Task prompt> Find the string "value" in the data, then copy every line where it is found.

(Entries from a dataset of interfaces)
%%

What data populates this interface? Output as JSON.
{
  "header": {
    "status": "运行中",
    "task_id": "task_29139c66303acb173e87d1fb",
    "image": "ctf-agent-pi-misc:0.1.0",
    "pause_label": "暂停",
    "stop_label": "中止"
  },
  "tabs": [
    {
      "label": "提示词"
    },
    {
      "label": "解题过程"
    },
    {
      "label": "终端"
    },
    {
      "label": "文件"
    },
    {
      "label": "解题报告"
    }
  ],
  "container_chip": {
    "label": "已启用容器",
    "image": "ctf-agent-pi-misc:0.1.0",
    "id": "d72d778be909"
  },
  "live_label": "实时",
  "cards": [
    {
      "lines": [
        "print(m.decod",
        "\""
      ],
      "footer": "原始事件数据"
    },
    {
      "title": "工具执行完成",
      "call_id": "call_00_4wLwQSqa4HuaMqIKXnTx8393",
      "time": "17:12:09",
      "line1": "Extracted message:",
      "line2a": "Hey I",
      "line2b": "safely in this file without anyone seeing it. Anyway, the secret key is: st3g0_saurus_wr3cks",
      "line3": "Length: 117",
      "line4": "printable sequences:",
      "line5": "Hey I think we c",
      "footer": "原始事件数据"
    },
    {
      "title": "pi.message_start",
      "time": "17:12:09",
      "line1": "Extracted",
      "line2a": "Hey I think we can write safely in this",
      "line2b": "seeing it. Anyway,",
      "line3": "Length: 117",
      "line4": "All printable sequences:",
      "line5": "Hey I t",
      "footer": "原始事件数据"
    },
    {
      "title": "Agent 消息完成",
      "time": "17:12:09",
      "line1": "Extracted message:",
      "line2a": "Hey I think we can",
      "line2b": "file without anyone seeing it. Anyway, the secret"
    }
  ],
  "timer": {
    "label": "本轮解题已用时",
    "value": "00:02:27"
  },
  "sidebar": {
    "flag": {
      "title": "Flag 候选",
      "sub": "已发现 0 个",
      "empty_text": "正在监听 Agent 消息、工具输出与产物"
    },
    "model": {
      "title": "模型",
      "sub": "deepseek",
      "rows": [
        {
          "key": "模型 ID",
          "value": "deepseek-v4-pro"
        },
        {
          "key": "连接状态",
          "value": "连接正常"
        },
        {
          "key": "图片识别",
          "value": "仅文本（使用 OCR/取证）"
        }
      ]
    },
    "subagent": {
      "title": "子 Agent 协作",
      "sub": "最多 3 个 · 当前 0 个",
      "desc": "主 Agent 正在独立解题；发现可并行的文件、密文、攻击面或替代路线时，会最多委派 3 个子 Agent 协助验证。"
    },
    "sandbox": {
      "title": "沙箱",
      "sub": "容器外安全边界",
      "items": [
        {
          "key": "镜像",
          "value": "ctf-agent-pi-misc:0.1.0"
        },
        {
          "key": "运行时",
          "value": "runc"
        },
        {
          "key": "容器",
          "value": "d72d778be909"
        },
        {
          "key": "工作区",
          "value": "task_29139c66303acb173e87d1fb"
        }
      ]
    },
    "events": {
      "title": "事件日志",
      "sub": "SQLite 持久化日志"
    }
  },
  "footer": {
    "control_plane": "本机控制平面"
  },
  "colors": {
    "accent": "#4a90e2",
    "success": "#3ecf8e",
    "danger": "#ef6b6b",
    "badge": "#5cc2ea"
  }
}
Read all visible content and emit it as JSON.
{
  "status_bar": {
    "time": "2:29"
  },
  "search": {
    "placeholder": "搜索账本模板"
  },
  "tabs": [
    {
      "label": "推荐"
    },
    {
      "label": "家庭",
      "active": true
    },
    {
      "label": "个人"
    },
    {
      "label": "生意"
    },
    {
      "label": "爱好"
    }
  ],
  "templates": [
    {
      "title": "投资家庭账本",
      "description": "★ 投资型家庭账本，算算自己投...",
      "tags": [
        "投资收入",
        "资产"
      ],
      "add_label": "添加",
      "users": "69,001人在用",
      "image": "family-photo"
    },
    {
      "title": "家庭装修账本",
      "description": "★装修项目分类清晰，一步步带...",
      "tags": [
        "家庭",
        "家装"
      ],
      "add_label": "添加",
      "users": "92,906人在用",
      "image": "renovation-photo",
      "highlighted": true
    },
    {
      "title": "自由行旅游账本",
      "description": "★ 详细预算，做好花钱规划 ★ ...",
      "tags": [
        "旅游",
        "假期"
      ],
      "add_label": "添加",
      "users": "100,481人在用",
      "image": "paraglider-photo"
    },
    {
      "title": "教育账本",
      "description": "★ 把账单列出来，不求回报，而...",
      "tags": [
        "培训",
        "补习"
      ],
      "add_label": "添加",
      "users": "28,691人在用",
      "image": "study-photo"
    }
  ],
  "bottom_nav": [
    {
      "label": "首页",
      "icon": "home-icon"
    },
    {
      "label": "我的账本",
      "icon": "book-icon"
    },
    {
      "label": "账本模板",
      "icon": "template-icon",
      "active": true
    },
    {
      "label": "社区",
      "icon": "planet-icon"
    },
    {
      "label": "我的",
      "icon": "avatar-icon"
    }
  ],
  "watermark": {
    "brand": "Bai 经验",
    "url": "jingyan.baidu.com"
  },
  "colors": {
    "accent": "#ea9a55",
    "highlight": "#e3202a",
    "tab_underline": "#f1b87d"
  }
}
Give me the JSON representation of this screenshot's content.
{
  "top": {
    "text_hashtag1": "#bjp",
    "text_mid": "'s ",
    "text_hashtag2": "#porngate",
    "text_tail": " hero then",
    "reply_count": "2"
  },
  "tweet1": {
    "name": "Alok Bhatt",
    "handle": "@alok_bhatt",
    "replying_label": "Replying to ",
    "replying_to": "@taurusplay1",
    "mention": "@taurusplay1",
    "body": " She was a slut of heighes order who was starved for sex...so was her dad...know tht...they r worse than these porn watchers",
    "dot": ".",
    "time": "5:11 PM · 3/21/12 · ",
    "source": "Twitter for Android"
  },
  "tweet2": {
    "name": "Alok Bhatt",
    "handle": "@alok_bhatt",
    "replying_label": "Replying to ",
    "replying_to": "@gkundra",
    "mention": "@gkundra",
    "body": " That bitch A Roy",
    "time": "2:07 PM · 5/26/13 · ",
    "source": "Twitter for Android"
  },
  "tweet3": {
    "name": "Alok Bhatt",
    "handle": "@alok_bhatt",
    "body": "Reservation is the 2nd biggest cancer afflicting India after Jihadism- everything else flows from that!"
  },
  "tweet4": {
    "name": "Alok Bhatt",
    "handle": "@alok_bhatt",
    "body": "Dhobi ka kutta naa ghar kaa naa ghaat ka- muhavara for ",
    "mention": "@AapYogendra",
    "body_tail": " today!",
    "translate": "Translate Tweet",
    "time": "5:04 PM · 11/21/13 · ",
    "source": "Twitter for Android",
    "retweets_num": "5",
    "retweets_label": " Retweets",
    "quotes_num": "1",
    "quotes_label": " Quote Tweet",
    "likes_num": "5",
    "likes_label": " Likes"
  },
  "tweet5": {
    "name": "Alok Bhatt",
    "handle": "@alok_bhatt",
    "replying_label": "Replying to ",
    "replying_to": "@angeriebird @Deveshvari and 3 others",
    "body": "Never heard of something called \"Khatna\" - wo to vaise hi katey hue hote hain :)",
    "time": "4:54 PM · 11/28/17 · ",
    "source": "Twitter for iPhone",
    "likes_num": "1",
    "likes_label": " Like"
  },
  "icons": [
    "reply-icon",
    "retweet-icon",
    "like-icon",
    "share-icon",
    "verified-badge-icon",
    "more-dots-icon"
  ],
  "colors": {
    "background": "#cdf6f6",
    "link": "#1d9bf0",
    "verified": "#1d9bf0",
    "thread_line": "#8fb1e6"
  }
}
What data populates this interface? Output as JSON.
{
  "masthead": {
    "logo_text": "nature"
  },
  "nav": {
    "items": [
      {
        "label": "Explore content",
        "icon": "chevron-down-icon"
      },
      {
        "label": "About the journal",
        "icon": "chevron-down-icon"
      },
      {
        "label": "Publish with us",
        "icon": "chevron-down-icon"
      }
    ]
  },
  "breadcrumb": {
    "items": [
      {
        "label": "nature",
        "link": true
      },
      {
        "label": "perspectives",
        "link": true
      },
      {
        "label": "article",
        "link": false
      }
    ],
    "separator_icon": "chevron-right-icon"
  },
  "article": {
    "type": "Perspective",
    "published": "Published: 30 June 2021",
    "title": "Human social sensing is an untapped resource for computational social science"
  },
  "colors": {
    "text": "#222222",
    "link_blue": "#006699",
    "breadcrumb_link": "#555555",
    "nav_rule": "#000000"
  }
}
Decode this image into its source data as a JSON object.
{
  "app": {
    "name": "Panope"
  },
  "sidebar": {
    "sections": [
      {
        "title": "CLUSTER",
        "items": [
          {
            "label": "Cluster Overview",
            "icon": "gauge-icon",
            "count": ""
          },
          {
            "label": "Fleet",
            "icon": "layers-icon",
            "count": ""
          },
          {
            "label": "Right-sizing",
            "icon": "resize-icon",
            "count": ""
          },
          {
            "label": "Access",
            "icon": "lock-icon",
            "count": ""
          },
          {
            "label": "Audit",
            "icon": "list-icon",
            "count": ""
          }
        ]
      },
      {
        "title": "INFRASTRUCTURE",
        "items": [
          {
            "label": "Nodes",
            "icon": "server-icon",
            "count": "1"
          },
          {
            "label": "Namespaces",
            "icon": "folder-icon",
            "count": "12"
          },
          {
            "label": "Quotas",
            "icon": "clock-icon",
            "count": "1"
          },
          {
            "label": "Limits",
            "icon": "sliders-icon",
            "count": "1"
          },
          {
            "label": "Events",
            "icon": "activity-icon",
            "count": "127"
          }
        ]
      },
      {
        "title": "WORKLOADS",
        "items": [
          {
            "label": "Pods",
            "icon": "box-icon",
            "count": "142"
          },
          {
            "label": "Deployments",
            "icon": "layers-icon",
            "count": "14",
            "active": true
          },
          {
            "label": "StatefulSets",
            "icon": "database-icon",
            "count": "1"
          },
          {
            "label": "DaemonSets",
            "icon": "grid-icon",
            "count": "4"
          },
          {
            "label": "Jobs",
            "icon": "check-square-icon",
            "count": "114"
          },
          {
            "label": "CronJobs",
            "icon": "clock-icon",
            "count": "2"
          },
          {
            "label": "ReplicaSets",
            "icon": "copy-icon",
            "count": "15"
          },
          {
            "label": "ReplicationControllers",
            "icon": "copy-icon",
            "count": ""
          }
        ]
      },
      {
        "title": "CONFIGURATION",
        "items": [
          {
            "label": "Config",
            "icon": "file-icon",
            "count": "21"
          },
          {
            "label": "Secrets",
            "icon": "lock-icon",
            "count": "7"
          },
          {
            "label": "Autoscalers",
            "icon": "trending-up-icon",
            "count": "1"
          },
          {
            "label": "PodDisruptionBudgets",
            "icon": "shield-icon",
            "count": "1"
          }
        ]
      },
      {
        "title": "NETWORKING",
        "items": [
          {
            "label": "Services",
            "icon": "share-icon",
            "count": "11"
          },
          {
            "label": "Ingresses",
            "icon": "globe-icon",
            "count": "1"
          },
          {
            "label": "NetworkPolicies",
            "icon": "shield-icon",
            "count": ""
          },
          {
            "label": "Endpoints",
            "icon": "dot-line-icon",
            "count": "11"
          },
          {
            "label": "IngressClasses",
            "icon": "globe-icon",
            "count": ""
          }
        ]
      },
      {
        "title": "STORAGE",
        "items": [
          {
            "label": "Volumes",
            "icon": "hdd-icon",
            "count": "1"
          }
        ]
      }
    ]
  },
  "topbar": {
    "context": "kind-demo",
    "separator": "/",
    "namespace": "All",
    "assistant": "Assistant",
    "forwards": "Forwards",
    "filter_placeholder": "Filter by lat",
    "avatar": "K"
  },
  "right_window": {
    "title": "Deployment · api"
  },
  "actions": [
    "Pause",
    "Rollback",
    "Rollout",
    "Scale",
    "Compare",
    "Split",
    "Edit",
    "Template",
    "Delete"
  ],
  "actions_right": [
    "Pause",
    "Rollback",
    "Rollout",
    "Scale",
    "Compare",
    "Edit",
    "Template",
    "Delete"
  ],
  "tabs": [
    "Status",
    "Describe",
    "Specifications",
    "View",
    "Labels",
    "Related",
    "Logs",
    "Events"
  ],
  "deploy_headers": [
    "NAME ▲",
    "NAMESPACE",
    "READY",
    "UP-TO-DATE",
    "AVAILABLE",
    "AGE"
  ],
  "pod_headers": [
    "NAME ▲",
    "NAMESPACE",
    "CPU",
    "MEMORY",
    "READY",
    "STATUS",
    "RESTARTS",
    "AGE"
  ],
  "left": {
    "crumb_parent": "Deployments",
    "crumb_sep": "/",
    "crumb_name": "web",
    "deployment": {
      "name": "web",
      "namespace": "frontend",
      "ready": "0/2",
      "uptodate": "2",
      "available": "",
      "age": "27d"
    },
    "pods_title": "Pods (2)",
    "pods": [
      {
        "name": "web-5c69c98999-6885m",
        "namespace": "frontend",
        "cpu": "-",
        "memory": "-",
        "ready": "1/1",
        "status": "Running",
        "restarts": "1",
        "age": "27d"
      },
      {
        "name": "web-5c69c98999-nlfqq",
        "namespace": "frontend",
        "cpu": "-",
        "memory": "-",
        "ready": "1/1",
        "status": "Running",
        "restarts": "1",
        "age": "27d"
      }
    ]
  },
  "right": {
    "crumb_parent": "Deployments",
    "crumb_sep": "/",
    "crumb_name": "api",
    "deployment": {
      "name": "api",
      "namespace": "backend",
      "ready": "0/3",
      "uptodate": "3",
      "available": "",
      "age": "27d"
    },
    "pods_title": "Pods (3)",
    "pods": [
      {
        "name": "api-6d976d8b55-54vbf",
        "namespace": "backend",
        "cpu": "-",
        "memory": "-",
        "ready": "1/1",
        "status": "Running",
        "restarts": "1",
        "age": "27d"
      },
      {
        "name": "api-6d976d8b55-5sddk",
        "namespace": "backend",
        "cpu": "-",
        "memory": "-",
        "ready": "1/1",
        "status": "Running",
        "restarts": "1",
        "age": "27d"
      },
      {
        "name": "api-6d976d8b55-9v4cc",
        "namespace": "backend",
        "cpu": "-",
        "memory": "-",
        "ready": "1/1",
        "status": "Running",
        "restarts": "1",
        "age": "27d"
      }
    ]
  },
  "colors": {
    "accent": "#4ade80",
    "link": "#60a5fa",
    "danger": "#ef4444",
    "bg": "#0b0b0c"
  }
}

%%

Answer section>
    "value": "00:02:27"
          "value": "deepseek-v4-pro"
          "value": "连接正常"
          "value": "仅文本（使用 OCR/取证）"
          "value": "ctf-agent-pi-misc:0.1.0"
          "value": "runc"
          "value": "d72d778be909"
          "value": "task_29139c66303acb173e87d1fb"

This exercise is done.